• [REQUIREMENT]
Go through the entries below and write each one out exactly.

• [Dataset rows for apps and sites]
::::

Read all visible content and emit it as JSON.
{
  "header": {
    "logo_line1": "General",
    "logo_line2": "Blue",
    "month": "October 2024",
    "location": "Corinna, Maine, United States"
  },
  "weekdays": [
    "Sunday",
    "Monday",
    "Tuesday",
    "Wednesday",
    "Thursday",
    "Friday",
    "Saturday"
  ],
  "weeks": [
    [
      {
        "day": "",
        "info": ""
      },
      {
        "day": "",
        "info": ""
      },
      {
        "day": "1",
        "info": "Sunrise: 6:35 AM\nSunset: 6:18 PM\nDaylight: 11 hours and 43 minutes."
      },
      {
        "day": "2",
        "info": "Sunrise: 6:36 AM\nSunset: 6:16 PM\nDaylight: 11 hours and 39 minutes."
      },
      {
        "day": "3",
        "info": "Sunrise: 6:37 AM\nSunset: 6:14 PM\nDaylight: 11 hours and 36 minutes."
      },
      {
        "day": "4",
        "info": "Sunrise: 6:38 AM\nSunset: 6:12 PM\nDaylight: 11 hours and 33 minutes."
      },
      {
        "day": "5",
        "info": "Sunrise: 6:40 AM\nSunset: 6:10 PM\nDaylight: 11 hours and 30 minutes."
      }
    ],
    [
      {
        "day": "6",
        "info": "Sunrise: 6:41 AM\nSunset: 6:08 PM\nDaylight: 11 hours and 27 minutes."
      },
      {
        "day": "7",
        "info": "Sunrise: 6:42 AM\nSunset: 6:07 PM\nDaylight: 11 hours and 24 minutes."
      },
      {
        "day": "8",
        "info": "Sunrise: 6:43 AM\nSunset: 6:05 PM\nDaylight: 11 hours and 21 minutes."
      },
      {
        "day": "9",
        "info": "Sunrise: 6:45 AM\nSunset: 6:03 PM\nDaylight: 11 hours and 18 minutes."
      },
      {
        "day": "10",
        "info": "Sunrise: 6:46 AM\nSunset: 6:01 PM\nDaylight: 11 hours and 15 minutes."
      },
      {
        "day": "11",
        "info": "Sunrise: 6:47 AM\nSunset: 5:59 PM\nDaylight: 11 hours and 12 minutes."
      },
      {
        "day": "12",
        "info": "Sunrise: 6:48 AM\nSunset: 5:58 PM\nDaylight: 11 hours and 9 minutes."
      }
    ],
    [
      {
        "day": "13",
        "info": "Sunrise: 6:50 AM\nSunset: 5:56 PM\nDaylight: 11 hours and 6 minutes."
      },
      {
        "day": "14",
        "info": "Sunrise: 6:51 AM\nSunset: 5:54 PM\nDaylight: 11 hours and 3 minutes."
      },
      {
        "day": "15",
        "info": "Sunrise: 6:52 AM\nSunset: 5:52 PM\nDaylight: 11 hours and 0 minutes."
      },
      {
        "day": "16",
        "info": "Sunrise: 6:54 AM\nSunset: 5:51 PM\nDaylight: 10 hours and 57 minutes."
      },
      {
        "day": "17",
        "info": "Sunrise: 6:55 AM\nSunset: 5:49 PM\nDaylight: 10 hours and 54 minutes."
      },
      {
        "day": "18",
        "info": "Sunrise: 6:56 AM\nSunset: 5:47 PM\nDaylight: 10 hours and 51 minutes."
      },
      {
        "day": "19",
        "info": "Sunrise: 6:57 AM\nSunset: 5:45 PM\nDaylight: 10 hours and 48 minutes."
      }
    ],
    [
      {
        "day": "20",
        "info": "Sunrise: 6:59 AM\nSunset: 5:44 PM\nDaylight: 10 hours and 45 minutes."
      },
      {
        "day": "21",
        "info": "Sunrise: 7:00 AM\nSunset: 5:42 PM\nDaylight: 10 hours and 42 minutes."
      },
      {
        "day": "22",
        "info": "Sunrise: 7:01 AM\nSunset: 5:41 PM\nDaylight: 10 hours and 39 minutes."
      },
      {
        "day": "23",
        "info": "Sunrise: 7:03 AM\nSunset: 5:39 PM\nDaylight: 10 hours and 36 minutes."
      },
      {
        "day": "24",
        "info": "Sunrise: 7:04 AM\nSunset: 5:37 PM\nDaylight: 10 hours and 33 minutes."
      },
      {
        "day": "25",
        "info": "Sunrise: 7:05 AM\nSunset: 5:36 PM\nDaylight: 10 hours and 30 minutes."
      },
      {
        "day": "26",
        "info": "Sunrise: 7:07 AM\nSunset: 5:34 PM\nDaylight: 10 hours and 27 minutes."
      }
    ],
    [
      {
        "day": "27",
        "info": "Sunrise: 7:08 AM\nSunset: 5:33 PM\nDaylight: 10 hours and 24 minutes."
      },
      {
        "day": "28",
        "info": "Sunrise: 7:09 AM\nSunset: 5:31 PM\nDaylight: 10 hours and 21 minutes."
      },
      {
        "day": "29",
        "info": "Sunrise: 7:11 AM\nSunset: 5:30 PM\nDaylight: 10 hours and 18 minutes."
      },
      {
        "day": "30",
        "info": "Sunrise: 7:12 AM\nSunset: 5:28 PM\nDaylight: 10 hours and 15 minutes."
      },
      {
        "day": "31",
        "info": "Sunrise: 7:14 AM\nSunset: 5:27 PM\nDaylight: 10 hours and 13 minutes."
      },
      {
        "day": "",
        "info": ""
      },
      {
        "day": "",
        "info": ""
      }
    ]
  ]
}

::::

• [FINAL ANSWER]
Read all visible content and emit it as JSON.
{
  "header": {
    "logo_line1": "General",
    "logo_line2": "Blue",
    "month": "October 2024",
    "location": "Corinna, Maine, United States"
  },
  "weekdays": [
    "Sunday",
    "Monday",
    "Tuesday",
    "Wednesday",
    "Thursday",
    "Friday",
    "Saturday"
  ],
  "weeks": [
    [
      {
        "day": "",
        "info": ""
      },
      {
        "day": "",
        "info": ""
      },
      {
        "day": "1",
        "info": "Sunrise: 6:35 AM\nSunset: 6:18 PM\nDaylight: 11 hours and 43 minutes."
      },
      {
        "day": "2",
        "info": "Sunrise: 6:36 AM\nSunset: 6:16 PM\nDaylight: 11 hours and 39 minutes."
      },
      {
        "day": "3",
        "info": "Sunrise: 6:37 AM\nSunset: 6:14 PM\nDaylight: 11 hours and 36 minutes."
      },
      {
        "day": "4",
        "info": "Sunrise: 6:38 AM\nSunset: 6:12 PM\nDaylight: 11 hours and 33 minutes."
      },
      {
        "day": "5",
        "info": "Sunrise: 6:40 AM\nSunset: 6:10 PM\nDaylight: 11 hours and 30 minutes."
      }
    ],
    [
      {
        "day": "6",
        "info": "Sunrise: 6:41 AM\nSunset: 6:08 PM\nDaylight: 11 hours and 27 minutes."
      },
      {
        "day": "7",
        "info": "Sunrise: 6:42 AM\nSunset: 6:07 PM\nDaylight: 11 hours and 24 minutes."
      },
      {
        "day": "8",
        "info": "Sunrise: 6:43 AM\nSunset: 6:05 PM\nDaylight: 11 hours and 21 minutes."
      },
      {
        "day": "9",
        "info": "Sunrise: 6:45 AM\nSunset: 6:03 PM\nDaylight: 11 hours and 18 minutes."
      },
      {
        "day": "10",
        "info": "Sunrise: 6:46 AM\nSunset: 6:01 PM\nDaylight: 11 hours and 15 minutes."
      },
      {
        "day": "11",
        "info": "Sunrise: 6:47 AM\nSunset: 5:59 PM\nDaylight: 11 hours and 12 minutes."
      },
      {
        "day": "12",
        "info": "Sunrise: 6:48 AM\nSunset: 5:58 PM\nDaylight: 11 hours and 9 minutes."
      }
    ],
    [
      {
        "day": "13",
        "info": "Sunrise: 6:50 AM\nSunset: 5:56 PM\nDaylight: 11 hours and 6 minutes."
      },
      {
        "day": "14",
        "info": "Sunrise: 6:51 AM\nSunset: 5:54 PM\nDaylight: 11 hours and 3 minutes."
      },
      {
        "day": "15",
        "info": "Sunrise: 6:52 AM\nSunset: 5:52 PM\nDaylight: 11 hours and 0 minutes."
      },
      {
        "day": "16",
        "info": "Sunrise: 6:54 AM\nSunset: 5:51 PM\nDaylight: 10 hours and 57 minutes."
      },
      {
        "day": "17",
        "info": "Sunrise: 6:55 AM\nSunset: 5:49 PM\nDaylight: 10 hours and 54 minutes."
      },
      {
        "day": "18",
        "info": "Sunrise: 6:56 AM\nSunset: 5:47 PM\nDaylight: 10 hours and 51 minutes."
      },
      {
        "day": "19",
        "info": "Sunrise: 6:57 AM\nSunset: 5:45 PM\nDaylight: 10 hours and 48 minutes."
      }
    ],
    [
      {
        "day": "20",
        "info": "Sunrise: 6:59 AM\nSunset: 5:44 PM\nDaylight: 10 hours and 45 minutes."
      },
      {
        "day": "21",
        "info": "Sunrise: 7:00 AM\nSunset: 5:42 PM\nDaylight: 10 hours and 42 minutes."
      },
      {
        "day": "22",
        "info": "Sunrise: 7:01 AM\nSunset: 5:41 PM\nDaylight: 10 hours and 39 minutes."
      },
      {
        "day": "23",
        "info": "Sunrise: 7:03 AM\nSunset: 5:39 PM\nDaylight: 10 hours and 36 minutes."
      },
      {
        "day": "24",
        "info": "Sunrise: 7:04 AM\nSunset: 5:37 PM\nDaylight: 10 hours and 33 minutes."
      },
      {
        "day": "25",
        "info": "Sunrise: 7:05 AM\nSunset: 5:36 PM\nDaylight: 10 hours and 30 minutes."
      },
      {
        "day": "26",
        "info": "Sunrise: 7:07 AM\nSunset: 5:34 PM\nDaylight: 10 hours and 27 minutes."
      }
    ],
    [
      {
        "day": "27",
        "info": "Sunrise: 7:08 AM\nSunset: 5:33 PM\nDaylight: 10 hours and 24 minutes."
      },
      {
        "day": "28",
        "info": "Sunrise: 7:09 AM\nSunset: 5:31 PM\nDaylight: 10 hours and 21 minutes."
      },
      {
        "day": "29",
        "info": "Sunrise: 7:11 AM\nSunset: 5:30 PM\nDaylight: 10 hours and 18 minutes."
      },
      {
        "day": "30",
        "info": "Sunrise: 7:12 AM\nSunset: 5:28 PM\nDaylight: 10 hours and 15 minutes."
      },
      {
        "day": "31",
        "info": "Sunrise: 7:14 AM\nSunset: 5:27 PM\nDaylight: 10 hours and 13 minutes."
      },
      {
        "day": "",
        "info": ""
      },
      {
        "day": "",
        "info": ""
      }
    ]
  ]
}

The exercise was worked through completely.